▶ _Provided entries_:
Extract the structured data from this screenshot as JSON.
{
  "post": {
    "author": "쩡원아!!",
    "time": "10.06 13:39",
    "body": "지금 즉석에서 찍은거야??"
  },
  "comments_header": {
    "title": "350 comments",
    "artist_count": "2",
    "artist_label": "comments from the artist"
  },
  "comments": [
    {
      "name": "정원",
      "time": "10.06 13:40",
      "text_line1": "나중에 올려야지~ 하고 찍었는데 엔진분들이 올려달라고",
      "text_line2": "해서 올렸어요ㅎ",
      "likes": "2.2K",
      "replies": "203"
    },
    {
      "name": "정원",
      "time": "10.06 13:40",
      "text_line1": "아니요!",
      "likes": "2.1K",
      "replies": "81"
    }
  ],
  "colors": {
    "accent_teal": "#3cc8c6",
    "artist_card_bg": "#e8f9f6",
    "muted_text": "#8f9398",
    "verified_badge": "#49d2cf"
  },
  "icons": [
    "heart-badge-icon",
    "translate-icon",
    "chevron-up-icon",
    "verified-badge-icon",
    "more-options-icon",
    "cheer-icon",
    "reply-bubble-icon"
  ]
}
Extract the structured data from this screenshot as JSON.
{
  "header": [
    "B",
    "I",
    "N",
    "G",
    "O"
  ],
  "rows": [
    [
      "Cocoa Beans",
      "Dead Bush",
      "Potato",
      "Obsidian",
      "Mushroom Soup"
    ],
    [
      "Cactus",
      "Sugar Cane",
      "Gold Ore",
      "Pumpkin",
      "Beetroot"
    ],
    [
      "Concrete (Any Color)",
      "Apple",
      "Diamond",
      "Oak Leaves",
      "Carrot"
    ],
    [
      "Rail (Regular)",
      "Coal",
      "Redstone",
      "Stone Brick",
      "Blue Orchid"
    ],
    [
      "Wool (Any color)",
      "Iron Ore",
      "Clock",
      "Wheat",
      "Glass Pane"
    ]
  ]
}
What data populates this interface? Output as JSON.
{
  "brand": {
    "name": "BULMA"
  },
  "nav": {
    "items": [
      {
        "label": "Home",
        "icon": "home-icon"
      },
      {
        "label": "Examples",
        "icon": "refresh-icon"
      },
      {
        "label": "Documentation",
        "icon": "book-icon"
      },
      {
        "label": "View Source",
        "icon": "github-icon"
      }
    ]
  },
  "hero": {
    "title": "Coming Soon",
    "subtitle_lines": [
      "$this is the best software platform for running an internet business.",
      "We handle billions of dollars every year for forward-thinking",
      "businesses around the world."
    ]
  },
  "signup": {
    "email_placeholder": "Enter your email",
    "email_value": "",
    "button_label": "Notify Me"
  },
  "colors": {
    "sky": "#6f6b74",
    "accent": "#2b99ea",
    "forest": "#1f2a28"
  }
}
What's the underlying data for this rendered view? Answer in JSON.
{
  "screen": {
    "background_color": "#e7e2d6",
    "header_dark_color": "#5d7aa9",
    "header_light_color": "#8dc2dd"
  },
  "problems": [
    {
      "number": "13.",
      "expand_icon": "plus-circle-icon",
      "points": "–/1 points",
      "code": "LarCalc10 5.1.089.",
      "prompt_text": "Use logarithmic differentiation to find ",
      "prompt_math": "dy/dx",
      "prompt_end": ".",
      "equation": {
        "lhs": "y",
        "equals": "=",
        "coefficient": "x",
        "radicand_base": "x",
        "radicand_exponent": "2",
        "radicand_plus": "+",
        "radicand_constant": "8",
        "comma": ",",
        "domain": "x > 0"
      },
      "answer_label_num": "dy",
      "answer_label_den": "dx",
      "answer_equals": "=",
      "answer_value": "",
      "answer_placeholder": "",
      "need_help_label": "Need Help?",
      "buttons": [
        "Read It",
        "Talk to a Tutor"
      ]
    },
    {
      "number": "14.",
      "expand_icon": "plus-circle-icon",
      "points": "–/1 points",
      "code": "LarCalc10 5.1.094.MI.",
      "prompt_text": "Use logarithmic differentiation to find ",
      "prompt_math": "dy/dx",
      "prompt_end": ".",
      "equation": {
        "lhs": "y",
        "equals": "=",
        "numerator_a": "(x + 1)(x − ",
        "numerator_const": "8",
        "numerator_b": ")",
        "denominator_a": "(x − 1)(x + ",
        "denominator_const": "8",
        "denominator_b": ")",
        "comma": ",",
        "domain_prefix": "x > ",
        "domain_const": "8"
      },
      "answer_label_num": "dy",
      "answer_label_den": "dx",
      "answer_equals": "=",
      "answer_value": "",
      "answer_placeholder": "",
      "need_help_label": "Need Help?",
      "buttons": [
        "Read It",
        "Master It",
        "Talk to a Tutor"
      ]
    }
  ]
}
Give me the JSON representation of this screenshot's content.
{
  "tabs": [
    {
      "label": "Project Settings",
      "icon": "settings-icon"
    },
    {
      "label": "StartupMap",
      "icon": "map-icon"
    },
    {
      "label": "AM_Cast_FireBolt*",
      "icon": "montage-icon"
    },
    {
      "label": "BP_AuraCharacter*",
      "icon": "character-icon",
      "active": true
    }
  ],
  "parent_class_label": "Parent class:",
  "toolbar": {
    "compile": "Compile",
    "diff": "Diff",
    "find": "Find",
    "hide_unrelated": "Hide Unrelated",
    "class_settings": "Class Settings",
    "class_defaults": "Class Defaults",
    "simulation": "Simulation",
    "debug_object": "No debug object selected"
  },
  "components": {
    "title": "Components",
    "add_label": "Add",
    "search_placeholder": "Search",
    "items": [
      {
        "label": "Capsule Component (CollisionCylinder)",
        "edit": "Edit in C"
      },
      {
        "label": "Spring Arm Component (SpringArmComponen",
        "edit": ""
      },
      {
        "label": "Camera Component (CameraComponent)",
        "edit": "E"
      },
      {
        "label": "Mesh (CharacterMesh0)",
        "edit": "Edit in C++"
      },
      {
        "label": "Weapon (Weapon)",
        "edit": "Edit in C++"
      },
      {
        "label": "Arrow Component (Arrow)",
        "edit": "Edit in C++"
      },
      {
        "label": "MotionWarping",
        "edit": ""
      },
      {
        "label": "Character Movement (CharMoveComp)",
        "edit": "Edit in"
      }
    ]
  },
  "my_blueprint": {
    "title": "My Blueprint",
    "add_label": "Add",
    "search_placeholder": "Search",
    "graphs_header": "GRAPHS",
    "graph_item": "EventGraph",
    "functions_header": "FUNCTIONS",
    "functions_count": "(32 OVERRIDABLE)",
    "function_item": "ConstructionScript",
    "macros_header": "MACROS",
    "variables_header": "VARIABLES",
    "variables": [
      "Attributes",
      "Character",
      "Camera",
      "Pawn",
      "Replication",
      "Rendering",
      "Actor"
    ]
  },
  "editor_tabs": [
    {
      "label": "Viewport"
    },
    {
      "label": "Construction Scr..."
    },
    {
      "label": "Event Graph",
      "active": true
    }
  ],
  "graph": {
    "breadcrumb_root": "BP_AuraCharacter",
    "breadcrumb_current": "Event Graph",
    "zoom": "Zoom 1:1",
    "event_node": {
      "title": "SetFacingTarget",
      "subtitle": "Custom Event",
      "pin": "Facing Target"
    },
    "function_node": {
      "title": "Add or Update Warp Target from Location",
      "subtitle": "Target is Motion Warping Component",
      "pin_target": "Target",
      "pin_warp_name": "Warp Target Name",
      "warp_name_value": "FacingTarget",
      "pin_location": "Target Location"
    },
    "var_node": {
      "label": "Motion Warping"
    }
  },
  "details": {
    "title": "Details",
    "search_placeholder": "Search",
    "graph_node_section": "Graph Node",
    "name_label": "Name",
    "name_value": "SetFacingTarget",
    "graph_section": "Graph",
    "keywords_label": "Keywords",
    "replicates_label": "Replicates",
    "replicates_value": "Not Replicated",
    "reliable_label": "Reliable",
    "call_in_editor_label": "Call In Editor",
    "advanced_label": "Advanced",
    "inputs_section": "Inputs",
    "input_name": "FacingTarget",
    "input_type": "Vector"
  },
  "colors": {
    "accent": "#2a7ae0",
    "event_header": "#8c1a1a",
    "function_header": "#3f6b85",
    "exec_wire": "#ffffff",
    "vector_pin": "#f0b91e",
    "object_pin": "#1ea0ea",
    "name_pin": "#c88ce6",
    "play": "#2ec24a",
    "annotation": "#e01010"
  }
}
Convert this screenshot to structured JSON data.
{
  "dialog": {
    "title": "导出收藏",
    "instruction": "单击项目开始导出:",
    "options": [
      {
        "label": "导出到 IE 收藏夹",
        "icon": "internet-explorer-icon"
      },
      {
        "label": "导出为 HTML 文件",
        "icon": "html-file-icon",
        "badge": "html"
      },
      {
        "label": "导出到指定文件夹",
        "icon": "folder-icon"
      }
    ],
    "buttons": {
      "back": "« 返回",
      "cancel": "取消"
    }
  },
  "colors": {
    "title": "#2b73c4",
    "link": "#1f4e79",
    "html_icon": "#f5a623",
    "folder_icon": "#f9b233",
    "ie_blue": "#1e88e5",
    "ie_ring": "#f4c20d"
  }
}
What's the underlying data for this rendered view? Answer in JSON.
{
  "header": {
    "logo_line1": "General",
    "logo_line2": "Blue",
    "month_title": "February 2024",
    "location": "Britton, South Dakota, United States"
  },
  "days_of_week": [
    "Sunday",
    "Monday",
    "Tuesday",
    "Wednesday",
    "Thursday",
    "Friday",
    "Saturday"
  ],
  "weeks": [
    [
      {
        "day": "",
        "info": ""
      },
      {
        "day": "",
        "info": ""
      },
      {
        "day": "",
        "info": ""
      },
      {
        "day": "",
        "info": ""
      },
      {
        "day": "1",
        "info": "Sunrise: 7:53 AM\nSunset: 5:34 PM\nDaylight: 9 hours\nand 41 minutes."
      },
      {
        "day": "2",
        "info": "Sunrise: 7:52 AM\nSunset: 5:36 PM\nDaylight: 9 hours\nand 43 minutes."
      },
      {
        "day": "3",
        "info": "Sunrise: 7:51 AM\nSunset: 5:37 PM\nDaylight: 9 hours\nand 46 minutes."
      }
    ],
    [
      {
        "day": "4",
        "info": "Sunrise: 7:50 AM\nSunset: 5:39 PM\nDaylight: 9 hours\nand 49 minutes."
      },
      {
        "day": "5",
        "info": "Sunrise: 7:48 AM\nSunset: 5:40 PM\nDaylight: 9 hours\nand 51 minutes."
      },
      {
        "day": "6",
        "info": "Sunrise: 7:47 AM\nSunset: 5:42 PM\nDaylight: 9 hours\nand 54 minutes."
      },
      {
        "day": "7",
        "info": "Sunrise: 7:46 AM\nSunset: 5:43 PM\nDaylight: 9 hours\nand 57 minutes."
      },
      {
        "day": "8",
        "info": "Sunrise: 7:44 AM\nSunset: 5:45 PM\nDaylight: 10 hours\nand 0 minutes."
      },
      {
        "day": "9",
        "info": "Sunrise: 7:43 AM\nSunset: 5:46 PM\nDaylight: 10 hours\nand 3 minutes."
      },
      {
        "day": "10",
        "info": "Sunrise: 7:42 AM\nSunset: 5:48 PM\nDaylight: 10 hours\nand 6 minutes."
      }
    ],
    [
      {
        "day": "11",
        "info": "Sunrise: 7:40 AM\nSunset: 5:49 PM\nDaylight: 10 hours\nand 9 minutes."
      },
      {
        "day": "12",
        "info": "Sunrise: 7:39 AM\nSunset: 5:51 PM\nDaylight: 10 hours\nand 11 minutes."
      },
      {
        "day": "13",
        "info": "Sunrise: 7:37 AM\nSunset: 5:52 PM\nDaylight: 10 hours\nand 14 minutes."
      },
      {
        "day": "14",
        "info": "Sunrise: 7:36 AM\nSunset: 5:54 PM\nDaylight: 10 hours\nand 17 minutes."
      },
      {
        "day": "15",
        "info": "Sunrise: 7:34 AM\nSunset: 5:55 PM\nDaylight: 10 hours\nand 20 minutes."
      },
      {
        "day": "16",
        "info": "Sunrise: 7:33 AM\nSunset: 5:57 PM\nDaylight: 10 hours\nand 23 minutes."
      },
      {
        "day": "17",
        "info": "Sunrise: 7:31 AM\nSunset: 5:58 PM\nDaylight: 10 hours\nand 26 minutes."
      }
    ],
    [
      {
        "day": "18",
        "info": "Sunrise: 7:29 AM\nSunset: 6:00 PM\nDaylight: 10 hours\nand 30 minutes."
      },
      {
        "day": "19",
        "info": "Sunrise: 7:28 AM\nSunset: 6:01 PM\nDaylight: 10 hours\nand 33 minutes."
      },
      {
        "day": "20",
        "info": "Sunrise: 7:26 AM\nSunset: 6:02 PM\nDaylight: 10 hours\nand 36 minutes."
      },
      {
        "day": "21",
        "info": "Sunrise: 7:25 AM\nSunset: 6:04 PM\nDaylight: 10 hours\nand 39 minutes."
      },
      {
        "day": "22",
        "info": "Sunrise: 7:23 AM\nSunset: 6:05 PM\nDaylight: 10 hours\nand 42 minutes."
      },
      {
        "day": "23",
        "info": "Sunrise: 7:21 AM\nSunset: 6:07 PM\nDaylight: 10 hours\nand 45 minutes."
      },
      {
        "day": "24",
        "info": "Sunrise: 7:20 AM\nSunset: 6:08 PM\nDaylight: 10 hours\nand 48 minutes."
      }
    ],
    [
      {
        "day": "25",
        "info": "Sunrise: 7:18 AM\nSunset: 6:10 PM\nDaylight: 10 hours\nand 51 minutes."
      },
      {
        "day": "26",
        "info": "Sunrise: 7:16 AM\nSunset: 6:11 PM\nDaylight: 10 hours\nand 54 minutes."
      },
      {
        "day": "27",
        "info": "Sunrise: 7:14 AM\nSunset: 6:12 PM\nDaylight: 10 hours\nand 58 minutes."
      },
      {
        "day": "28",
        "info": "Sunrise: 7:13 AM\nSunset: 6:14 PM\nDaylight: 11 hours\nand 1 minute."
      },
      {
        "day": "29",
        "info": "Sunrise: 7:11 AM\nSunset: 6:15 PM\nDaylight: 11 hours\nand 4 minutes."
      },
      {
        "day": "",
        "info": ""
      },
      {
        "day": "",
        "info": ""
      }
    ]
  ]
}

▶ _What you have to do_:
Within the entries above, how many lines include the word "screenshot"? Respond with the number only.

▶ _Response to the task_:
4